I was reading John Mandrola's latest post, which is on trust in science and medical experts, see
He refers to falsification of evidence in clinical trials. I looked up the original paper:
and this mentions two of the new anti-coags, Apixaban (Eliquis) and Rivaroxaban (Xarelto).
With Rivaroxaban, the FDA inspections apparently uncovered evidence of various transgressions, such as “systemic discarding of medical records,” unauthorized unblinding, falsification, and “concerns regarding improprieties in randomization.”
With Apixaban it was found that a clinical site in China taking part in a large trial of the drug had apparently altered patient records. If data from the patients at that site was excluded, the claim of a statistically significant mortality benefit disappeared. For this reason, among others, the FDA wrestled with whether it was appropriate to allow the manufacturer to claim a mortality benefit. None of this discussion appears in the literature. The claim for the mortality benefit, which has appeared in the literature since 2011 consistently relies on the full data set, including data from the site at which the research misconduct allegedly occurred.

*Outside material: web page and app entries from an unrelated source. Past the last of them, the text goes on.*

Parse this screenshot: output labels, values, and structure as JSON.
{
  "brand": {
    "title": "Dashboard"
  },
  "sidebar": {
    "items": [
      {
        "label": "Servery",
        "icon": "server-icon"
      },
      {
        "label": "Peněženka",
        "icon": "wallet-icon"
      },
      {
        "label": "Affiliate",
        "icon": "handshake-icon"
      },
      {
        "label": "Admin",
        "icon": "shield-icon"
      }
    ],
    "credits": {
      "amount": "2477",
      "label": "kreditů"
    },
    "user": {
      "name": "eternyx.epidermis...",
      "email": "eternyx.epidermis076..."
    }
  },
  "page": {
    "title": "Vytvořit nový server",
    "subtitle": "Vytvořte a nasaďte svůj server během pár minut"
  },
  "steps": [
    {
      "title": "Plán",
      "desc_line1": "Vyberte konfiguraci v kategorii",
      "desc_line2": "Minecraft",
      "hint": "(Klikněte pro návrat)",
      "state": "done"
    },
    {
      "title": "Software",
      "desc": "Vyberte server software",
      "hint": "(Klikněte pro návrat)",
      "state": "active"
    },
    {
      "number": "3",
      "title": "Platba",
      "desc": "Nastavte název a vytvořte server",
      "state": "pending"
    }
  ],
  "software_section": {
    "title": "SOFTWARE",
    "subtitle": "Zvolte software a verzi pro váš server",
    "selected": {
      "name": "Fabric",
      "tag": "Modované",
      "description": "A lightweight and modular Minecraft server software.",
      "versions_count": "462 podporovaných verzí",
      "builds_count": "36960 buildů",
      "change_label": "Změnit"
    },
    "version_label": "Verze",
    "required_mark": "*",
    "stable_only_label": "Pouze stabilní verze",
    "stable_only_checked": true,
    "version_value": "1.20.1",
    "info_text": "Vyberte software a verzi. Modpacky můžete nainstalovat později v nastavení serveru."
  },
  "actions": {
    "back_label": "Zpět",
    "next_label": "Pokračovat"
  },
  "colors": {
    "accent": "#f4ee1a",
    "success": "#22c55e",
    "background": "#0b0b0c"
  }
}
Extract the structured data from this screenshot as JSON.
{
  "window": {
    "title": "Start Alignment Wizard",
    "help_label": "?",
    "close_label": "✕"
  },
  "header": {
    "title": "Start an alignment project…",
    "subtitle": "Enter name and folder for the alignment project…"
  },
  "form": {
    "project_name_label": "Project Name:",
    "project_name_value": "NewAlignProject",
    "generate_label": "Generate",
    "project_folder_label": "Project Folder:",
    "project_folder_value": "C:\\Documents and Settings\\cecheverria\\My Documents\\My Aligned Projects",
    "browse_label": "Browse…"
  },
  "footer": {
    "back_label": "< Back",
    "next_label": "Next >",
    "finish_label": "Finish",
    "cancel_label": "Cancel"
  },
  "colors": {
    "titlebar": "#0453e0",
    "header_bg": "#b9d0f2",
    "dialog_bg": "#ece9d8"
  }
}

There's so much money to be made out of new drugs, particularly the NOACs which people tend to remain on for life, I do wonder whether there isn't a requirement for more independent trials.
I'm not sure it would necessarily change the recommendations, but I'd like to know whether NICE were aware of this evidence before they made their recommendations on the NOACs. Perhaps this is something the AFA can investigate. We have to have confidence that the drugs regime operates in our favour, not that of Big Pharma.